Entries from a dataset of interfaces
-----

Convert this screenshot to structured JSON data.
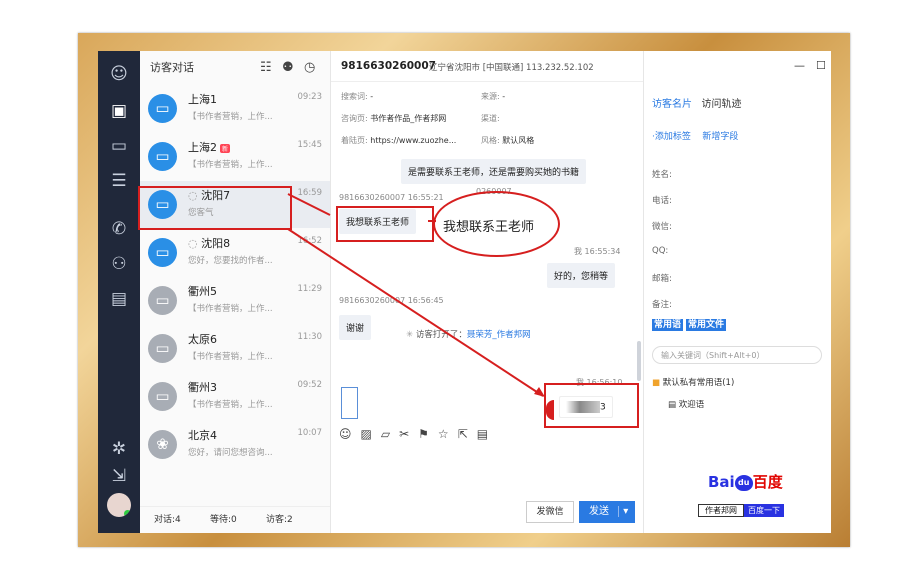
{
  "list": {
    "header": "访客对话",
    "items": [
      {
        "name": "上海1",
        "time": "09:23",
        "preview": "【书作者营销，上作...",
        "badge": ""
      },
      {
        "name": "上海2",
        "time": "15:45",
        "preview": "【书作者营销，上作...",
        "badge": "新"
      },
      {
        "name": "沈阳7",
        "time": "16:59",
        "preview": "您客气",
        "badge": ""
      },
      {
        "name": "沈阳8",
        "time": "16:52",
        "preview": "您好，您要找的作者...",
        "badge": ""
      },
      {
        "name": "衢州5",
        "time": "11:29",
        "preview": "【书作者营销，上作...",
        "badge": ""
      },
      {
        "name": "太原6",
        "time": "11:30",
        "preview": "【书作者营销，上作...",
        "badge": ""
      },
      {
        "name": "衢州3",
        "time": "09:52",
        "preview": "【书作者营销，上作...",
        "badge": ""
      },
      {
        "name": "北京4",
        "time": "10:07",
        "preview": "您好，请问您想咨询...",
        "badge": ""
      }
    ],
    "footer": {
      "dialogs": "对话:4",
      "waiting": "等待:0",
      "visitors": "访客:2"
    }
  },
  "chat": {
    "visitor_id": "9816630260007",
    "location": "辽宁省沈阳市 [中国联通]  113.232.52.102",
    "meta": [
      {
        "k": "搜索词:",
        "v": "-",
        "k2": "来源:",
        "v2": "-"
      },
      {
        "k": "咨询页:",
        "v": "书作者作品_作者邦网",
        "k2": "渠道:",
        "v2": ""
      },
      {
        "k": "着陆页:",
        "v": "https://www.zuozhe...",
        "k2": "风格:",
        "v2": "默认风格"
      }
    ],
    "messages": {
      "m1": "是需要联系王老师，还是需要购买她的书籍",
      "ts1": "9816630260007 16:55:21",
      "ts1b": "0260007",
      "m2": "我想联系王老师",
      "m2big": "我想联系王老师",
      "ts2": "我 16:55:34",
      "m3": "好的，您稍等",
      "ts3": "9816630260007 16:56:45",
      "m4": "谢谢",
      "sys_prefix": "访客打开了：",
      "sys_link": "聂荣芳_作者邦网",
      "ts4": "我 16:56:10",
      "m5": "3"
    },
    "buttons": {
      "wechat": "发微信",
      "send": "发送",
      "send_arrow": "▾"
    }
  },
  "right": {
    "tab_active": "访客名片",
    "tab_other": "访问轨迹",
    "link_tag": "·添加标签",
    "link_field": "新增字段",
    "fields": [
      "姓名:",
      "电话:",
      "微信:",
      "QQ:",
      "邮箱:",
      "备注:"
    ],
    "tab2_a": "常用语",
    "tab2_b": "常用文件",
    "keyword_placeholder": "输入关键词（Shift+Alt+0）",
    "folder": "默认私有常用语(1)",
    "sub": "欢迎语"
  },
  "baidu": {
    "text1": "Bai",
    "text2": "百度",
    "paw": "du",
    "tag_left": "作者邦网",
    "tag_right": "百度一下"
  },
  "colors": {
    "accent": "#2a7ae2",
    "nav": "#20283a",
    "annotation": "#d61f1f"
  }
}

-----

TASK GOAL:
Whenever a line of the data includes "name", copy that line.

RESPONSE TO THIS TASK:
        "name": "上海1",
        "name": "上海2",
        "name": "沈阳7",
        "name": "沈阳8",
        "name": "衢州5",
        "name": "太原6",
        "name": "衢州3",
        "name": "北京4",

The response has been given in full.